As concerns about the auto sector seem to be mounting, the funds dedicated to this sector are feeling the heat. Auto sector funds are at the bottom of the equity category - they rank even below the debt funds. The reasons for the poor performance of the sector are not difficult to find. Interest rates touched a five-year peak and this hit the auto sector which is very interest rate sensitive. This resulted in a slow-down of the demand for cars and sport utility vehicles in the country, where majority of the vehicles are bought on credit. The RBI diktat to banks on January 31 2008 to curb lending and investment to check inflation also proved to be a major deterrent for the first timer buyers. Total sales of cars, trucks and two-wheelers declined in the first quarter of the current financial year. The slowdown has been more visible for two-wheeler companies like Hero Honda, Bajaj Auto and TVS. Consequently there had been a sharp decline in the share price of the top auto companies this year.

Infrastructure funds - a safe haven?

One way of staying away from the volatility of the market, and still betting on the growth story of India, will be investing in infrastructure funds. Infrastructure funds have ruled the roost in the rally with almost all the funds doling out handsome returns over the year. These funds invest in companies that are a part of perennial sectors like construction, energy, telecommunications, power etc..., which hold the key to development of any economy around the world. These sectors enjoy maximum government support for development due to high gestation periods, huge investment outlay and primarily because the country`s growth relies on these sectors. At present, there is a wide gap between the potential demand for infrastructure and the available supply. This is a challenge before the economy, and the government through private-public partnerships and FII participation, is trying to fill in the gap.

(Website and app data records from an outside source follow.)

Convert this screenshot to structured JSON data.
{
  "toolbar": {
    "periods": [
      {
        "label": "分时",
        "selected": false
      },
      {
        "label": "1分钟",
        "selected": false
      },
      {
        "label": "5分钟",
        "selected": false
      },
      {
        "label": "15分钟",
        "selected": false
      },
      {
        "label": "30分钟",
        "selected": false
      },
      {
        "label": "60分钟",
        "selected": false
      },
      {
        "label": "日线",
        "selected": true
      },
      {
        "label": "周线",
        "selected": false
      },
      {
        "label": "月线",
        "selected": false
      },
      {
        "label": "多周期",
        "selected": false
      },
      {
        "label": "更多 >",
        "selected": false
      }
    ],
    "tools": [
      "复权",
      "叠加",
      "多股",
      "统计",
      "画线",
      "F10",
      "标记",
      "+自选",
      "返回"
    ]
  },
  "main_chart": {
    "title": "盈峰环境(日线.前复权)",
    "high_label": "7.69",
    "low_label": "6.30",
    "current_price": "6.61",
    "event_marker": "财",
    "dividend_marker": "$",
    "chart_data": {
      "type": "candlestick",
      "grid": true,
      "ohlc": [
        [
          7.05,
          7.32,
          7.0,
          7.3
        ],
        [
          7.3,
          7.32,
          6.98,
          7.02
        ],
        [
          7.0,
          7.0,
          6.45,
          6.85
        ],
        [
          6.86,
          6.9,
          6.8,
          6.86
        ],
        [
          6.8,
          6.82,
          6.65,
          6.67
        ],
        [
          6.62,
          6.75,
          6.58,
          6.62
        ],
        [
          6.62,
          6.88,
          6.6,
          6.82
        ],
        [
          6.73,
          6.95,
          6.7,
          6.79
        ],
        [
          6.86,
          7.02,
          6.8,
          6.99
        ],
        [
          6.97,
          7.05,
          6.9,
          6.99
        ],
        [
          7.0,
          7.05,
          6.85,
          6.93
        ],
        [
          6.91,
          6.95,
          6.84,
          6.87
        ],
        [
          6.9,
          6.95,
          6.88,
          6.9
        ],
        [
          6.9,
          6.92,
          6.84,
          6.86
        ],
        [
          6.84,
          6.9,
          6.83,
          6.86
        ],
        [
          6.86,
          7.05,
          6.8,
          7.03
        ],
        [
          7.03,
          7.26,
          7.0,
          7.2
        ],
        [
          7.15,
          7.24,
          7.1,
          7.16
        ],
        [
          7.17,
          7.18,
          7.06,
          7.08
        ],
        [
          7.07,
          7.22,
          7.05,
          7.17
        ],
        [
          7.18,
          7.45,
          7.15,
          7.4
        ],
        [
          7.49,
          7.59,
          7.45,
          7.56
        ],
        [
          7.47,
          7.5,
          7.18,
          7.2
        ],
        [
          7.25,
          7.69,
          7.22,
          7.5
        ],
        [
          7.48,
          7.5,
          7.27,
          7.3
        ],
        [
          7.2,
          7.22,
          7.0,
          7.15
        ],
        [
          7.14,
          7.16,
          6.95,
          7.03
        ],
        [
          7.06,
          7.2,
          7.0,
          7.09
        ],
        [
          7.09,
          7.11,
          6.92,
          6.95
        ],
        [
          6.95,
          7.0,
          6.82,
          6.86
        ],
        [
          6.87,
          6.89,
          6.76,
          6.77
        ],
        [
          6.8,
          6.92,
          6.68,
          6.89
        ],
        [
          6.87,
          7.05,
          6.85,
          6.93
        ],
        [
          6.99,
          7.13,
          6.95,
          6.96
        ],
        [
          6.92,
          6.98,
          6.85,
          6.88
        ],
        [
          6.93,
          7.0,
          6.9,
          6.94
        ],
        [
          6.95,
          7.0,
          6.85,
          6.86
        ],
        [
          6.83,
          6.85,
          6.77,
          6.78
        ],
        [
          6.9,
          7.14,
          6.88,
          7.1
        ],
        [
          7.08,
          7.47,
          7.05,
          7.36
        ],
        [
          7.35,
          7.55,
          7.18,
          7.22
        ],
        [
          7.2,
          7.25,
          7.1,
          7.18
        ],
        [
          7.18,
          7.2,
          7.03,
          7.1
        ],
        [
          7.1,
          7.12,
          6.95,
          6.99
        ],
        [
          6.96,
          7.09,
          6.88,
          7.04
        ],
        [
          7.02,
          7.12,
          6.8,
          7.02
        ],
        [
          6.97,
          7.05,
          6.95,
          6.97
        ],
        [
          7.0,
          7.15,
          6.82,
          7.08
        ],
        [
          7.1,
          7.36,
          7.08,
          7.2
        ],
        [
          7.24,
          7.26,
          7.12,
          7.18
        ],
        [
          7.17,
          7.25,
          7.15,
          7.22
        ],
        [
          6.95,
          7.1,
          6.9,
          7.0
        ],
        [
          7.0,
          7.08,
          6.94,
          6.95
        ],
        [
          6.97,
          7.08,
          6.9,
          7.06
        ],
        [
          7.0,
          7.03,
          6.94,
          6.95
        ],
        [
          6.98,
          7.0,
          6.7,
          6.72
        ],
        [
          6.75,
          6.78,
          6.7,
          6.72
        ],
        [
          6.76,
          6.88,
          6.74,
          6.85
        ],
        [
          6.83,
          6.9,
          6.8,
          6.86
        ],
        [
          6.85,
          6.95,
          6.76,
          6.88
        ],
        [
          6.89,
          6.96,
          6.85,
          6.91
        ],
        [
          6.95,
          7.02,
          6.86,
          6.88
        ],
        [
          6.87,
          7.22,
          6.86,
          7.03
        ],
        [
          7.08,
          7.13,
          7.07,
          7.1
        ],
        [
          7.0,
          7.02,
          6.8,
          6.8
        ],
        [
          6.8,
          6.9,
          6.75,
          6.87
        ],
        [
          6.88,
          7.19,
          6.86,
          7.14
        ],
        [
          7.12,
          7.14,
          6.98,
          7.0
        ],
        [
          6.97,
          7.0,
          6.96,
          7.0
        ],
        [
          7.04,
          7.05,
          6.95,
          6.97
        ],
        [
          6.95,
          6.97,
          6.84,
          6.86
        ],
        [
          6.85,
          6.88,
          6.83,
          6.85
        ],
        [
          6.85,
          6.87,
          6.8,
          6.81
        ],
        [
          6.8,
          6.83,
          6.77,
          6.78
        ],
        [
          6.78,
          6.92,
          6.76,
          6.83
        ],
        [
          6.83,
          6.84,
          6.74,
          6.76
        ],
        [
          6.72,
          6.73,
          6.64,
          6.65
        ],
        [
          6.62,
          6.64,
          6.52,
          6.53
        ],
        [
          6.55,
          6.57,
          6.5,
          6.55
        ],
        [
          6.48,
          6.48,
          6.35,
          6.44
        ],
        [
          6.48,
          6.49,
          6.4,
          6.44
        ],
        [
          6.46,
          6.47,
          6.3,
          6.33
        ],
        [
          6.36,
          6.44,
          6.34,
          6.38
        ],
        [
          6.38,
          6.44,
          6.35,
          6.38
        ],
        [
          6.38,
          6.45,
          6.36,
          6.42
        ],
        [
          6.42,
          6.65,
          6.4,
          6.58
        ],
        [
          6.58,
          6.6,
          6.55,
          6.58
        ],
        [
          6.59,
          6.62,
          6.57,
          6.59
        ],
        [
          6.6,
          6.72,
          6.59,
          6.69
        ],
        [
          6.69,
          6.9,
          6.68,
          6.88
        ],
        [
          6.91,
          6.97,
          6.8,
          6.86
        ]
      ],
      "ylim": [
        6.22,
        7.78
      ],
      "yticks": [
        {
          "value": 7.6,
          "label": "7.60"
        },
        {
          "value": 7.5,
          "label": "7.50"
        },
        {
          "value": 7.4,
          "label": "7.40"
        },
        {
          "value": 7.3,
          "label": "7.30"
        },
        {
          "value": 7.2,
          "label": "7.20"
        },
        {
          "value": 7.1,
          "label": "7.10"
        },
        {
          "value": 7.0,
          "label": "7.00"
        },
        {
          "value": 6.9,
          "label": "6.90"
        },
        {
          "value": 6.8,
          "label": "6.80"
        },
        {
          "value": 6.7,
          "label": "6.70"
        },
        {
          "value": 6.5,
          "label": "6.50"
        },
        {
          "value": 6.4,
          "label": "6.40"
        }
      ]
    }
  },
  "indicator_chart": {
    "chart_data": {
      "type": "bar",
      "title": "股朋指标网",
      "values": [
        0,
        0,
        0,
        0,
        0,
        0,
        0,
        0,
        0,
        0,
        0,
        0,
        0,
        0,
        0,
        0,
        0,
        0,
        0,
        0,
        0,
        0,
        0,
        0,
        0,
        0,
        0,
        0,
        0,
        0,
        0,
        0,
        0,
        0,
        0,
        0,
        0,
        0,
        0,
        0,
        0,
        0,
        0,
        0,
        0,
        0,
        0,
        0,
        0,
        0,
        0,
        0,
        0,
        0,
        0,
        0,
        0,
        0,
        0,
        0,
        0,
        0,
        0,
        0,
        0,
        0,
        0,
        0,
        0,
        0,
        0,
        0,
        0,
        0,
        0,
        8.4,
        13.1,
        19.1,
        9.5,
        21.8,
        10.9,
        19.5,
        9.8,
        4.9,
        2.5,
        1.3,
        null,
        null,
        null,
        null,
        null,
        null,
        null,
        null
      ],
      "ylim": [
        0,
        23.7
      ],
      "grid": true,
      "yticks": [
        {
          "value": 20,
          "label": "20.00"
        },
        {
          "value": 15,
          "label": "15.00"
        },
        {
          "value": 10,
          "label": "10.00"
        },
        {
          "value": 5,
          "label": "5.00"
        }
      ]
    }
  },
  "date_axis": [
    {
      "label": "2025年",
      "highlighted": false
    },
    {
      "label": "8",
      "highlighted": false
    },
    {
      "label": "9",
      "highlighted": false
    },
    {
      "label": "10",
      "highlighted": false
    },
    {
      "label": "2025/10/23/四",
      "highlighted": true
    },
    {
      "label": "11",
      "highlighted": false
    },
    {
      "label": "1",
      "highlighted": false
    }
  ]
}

The increased government impetus on infrastructure development and the superlative performances of the corporates provide a window of opportunity to Infrastructure funds. But the 2008 market meltdown has crushed this citadel as well.

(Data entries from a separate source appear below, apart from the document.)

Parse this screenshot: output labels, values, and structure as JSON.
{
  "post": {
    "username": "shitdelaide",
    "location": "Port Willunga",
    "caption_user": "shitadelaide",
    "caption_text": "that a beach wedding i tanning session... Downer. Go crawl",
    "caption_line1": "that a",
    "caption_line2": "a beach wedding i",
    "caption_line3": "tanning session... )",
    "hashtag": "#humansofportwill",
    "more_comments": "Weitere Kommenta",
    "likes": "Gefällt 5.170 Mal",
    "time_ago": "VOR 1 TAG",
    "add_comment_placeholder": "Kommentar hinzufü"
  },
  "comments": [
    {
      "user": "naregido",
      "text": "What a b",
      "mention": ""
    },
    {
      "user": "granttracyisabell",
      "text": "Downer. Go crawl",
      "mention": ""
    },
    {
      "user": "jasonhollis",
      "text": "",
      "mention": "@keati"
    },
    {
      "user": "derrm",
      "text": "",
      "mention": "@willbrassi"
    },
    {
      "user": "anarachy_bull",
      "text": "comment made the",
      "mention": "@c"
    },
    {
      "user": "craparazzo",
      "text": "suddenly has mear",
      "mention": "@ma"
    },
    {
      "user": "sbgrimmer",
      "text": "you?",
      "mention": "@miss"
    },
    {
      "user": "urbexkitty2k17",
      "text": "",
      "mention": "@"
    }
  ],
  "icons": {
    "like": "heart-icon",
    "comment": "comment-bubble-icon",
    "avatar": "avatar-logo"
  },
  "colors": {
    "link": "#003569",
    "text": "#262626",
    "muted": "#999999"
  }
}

Precarious nest egg

Besides the tendency of sectoral funds to underperform as discussed at the outset, investment in them makes little sense for two other reasons. One, their narrow investment objective raises the risk they carry. They, thus, defy the basic principle of mutual fund investment — of diversifing risk by not keeping all eggs in one basket. And two, investors must make no mistake in deciding when to enter and exit these funds, which, again, is in direct contrast to the convenience that mutual funds are supposed to offer. Lack of diversification and dependence on timing makes sector funds a risky proposition. With the days of heady returns way behind us, advocating investment in sectoral funds, even to those brave of heart, would only kill and not make a killing!

No comments: